KNOXVILLE, Tenn. (WATE) — It’s been two months since a fire destroyed the Planned Parenthood clinic on North Cherry Street, and still no one has been charged.

City of Knoxville Fire Department Assistant Chief Mark Wilbanks said Wednesday investigators are still going through evidence and watching hours of nearby security camera video. Investigators revealed the day after the fire they believed the fire was set intentionally.

Wilbanks explained the scene took longer to process than other fires because of its size, and weather delays, including snow.

“There’s just a lot of stuff to put together when it comes to a larger scene like this,” he said. “They want to be very careful in how they determine how the fire was set, and who set the fire, before they make any arrests.”

Wilbanks says they have no new lead but investigators are still watching hours of security video.

“There’s just a lot of stuff to put together when it comes to a larger scene like this,” Wilbanks said. “So it takes a longer time. Sometimes fires are very easy to determine the cause, and if someone set it, it’s very easy to determine how it was set and who set it, but in this case, it’s just taking a little bit more time.”

In the meantime, Planned Parenthood officials are focusing on rebuilding. Aimee Lewis, vice president of external affairs and chief development officer for Planned Parenthood of Tennessee and North Mississippi, said they hope to have a new clinic completed in 18 months.

They’re currently waiting on their insurance companies for an exact plan and timeline before working with designers, architects. However, Lewis anticipates a new build to cost between $3-3.5 million.

“That health center has been in the Knoxville area for decades. So, it is a place where we know we are welcome and we are wanted. Our services are needed,” she said.

Lewis said donors from the Knoxville area, throughout Tennessee, and across the country are pitching in to help. She estimated nearly 2,000 donations have come in since the fire, totaling about $340,000. That’s on top of another pledged among of $775,000 from other donors.

The nonprofit hopes to secure a temporary location by September to resume some of the services they previously offered to patients, while they rebuild. They’re currently offering telehealth appointments and patient referrals to bridge the gap.

“There’s only so much volume, I think, other providers can absorb. That’s why we’re committed to getting back to serving as many patients we can as quickly as possible,” Lewis added.

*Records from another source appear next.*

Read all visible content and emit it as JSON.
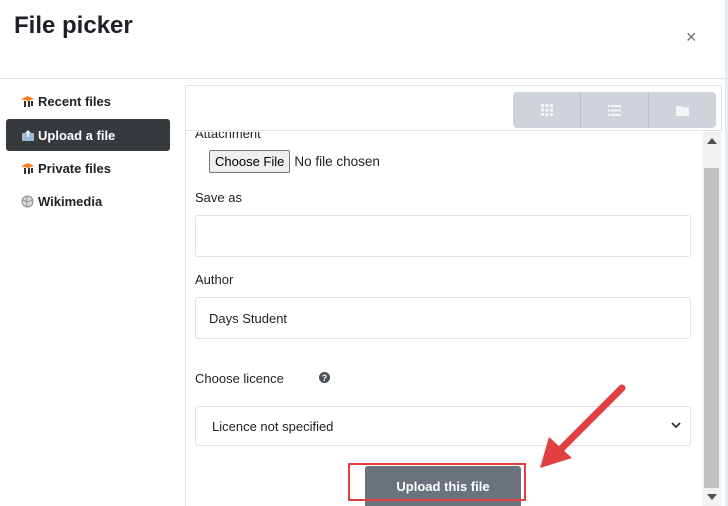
{
  "dialog": {
    "title": "File picker",
    "close_symbol": "×"
  },
  "sidebar": {
    "items": [
      {
        "label": "Recent files",
        "icon": "repository-icon",
        "active": false
      },
      {
        "label": "Upload a file",
        "icon": "upload-icon",
        "active": true
      },
      {
        "label": "Private files",
        "icon": "repository-icon",
        "active": false
      },
      {
        "label": "Wikimedia",
        "icon": "globe-icon",
        "active": false
      }
    ]
  },
  "toolbar": {
    "views": [
      "grid-view-icon",
      "list-view-icon",
      "folder-view-icon"
    ]
  },
  "form": {
    "attachment_label": "Attachment",
    "choose_file_label": "Choose File",
    "no_file_text": "No file chosen",
    "save_as_label": "Save as",
    "save_as_value": "",
    "author_label": "Author",
    "author_value": "Days Student",
    "licence_label": "Choose licence",
    "help_symbol": "?",
    "licence_value": "Licence not specified",
    "upload_label": "Upload this file"
  },
  "annotation": {
    "color": "#e04040"
  },
  "colors": {
    "active_bg": "#373a3c",
    "button_bg": "#6a737b",
    "toolbar_bg": "#ced4da"
  }
}
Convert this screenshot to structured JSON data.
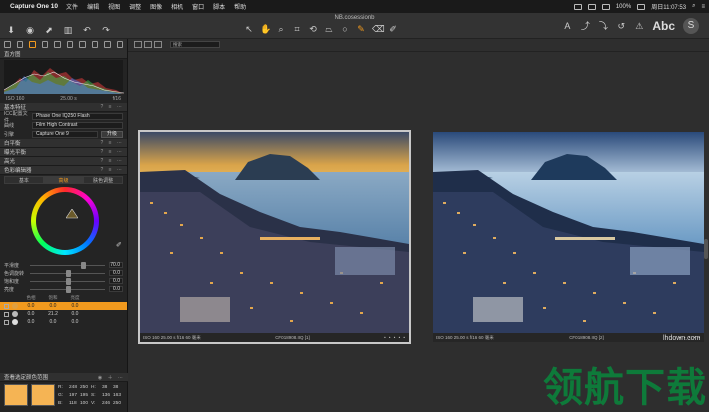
{
  "menubar": {
    "app_name": "Capture One 10",
    "items": [
      "文件",
      "编辑",
      "视图",
      "调整",
      "图像",
      "相机",
      "窗口",
      "脚本",
      "帮助"
    ],
    "battery": "100%",
    "clock": "周日11:07:53"
  },
  "toolbar": {
    "document_title": "NB.cosessionb",
    "text_tool": "Abc"
  },
  "left_panel": {
    "histogram_title": "直方图",
    "histogram_info": [
      "ISO 160",
      "25.00 s",
      "f/16"
    ],
    "base_section_title": "基本特征",
    "icc_label": "ICC配置文件",
    "icc_value": "Phase One IQ250 Flash",
    "curve_label": "曲线",
    "curve_value": "Film High Contrast",
    "engine_label": "引擎",
    "engine_value": "Capture One 9",
    "engine_button": "升级",
    "section_white_balance": "白平衡",
    "section_exposure": "曝光平衡",
    "section_highlight": "高光",
    "section_color_editor": "色彩编辑器",
    "subtabs": [
      "基本",
      "高级",
      "肤色调整"
    ],
    "active_subtab": 1,
    "sliders": [
      {
        "label": "平滑度",
        "value": "70.0",
        "pos": 0.7
      },
      {
        "label": "色调旋转",
        "value": "0.0",
        "pos": 0.5
      },
      {
        "label": "饱和度",
        "value": "0.0",
        "pos": 0.5
      },
      {
        "label": "亮度",
        "value": "0.0",
        "pos": 0.5
      }
    ],
    "table_headers": [
      "色相",
      "饱和",
      "亮度"
    ],
    "table_rows": [
      {
        "values": [
          "0.0",
          "0.0",
          "0.0"
        ],
        "color": "#e0a040",
        "selected": true
      },
      {
        "values": [
          "0.0",
          "21.2",
          "0.0"
        ],
        "color": "#bbbbbb",
        "selected": false
      },
      {
        "values": [
          "0.0",
          "0.0",
          "0.0"
        ],
        "color": "#dddddd",
        "selected": false
      }
    ],
    "bottom_section_title": "查看选定颜色范围",
    "swatch_color": "#f5b454",
    "rgb_readout": [
      [
        "R:",
        "248",
        "250",
        "H:",
        "38",
        "38"
      ],
      [
        "G:",
        "197",
        "195",
        "S:",
        "136",
        "163"
      ],
      [
        "B:",
        "118",
        "100",
        "V:",
        "246",
        "250"
      ]
    ]
  },
  "viewer": {
    "search_placeholder": "搜索",
    "images": [
      {
        "caption_left": "ISO 160   25.00 s   f/16   60 毫米",
        "caption_center": "CF018908.IIQ [1]",
        "selected": true
      },
      {
        "caption_left": "ISO 160   25.00 s   f/16   60 毫米",
        "caption_center": "CF018908.IIQ [2]",
        "selected": false
      }
    ],
    "rating_stars": "• • • • •"
  },
  "watermark": {
    "url": "lhdown.com",
    "text": "领航下载"
  },
  "colors": {
    "accent": "#f29a1e",
    "panel": "#242424",
    "viewer_bg": "#2e2e2e"
  }
}
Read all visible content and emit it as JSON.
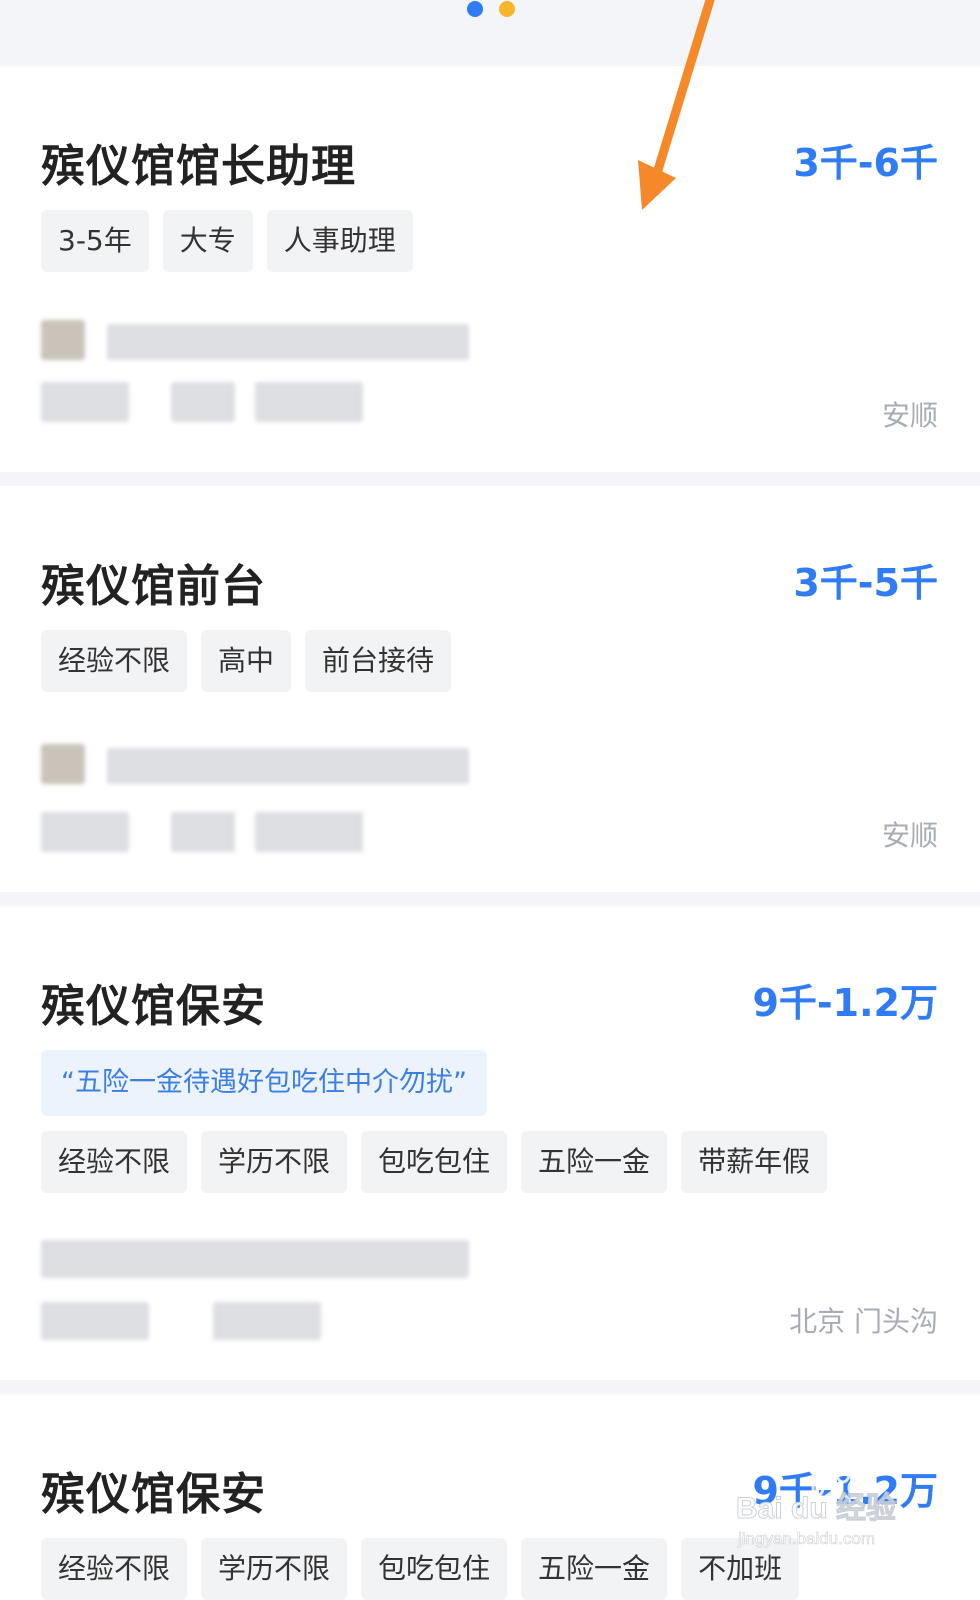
{
  "jobs": [
    {
      "title": "殡仪馆馆长助理",
      "salary": "3千-6千",
      "tags": [
        "3-5年",
        "大专",
        "人事助理"
      ],
      "location": "安顺"
    },
    {
      "title": "殡仪馆前台",
      "salary": "3千-5千",
      "tags": [
        "经验不限",
        "高中",
        "前台接待"
      ],
      "location": "安顺"
    },
    {
      "title": "殡仪馆保安",
      "salary": "9千-1.2万",
      "highlight": "“五险一金待遇好包吃住中介勿扰”",
      "tags": [
        "经验不限",
        "学历不限",
        "包吃包住",
        "五险一金",
        "带薪年假"
      ],
      "location": "北京 门头沟"
    },
    {
      "title": "殡仪馆保安",
      "salary": "9千-1.2万",
      "tags": [
        "经验不限",
        "学历不限",
        "包吃包住",
        "五险一金",
        "不加班"
      ]
    }
  ],
  "watermark": {
    "brand": "Bai du 经验",
    "url": "jingyan.baidu.com"
  },
  "colors": {
    "accent": "#2f7cf6",
    "arrow": "#f5892a",
    "highlight_text": "#3b7fe4"
  },
  "icons": [
    "carousel-dot-icon",
    "annotation-arrow-icon",
    "baidu-paw-icon"
  ]
}
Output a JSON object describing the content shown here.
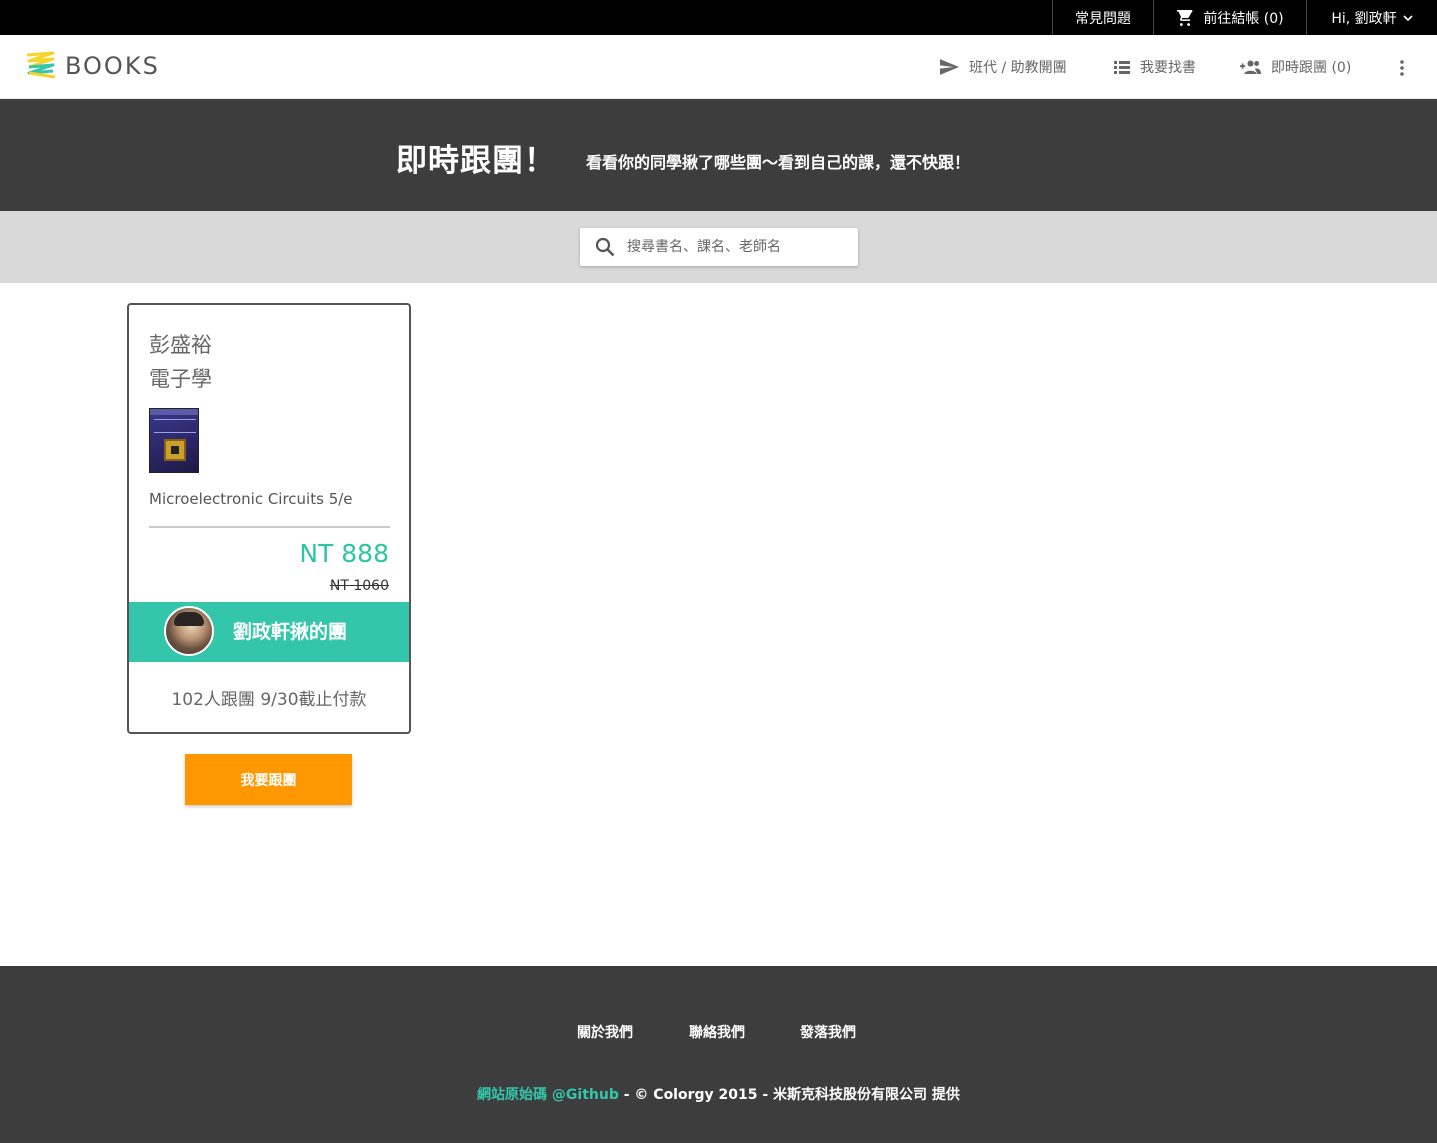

There is a reward being offered of up to $10,000 for information leading to a successful prosecution. If you have any information, you can call 1-800-762-3017 or email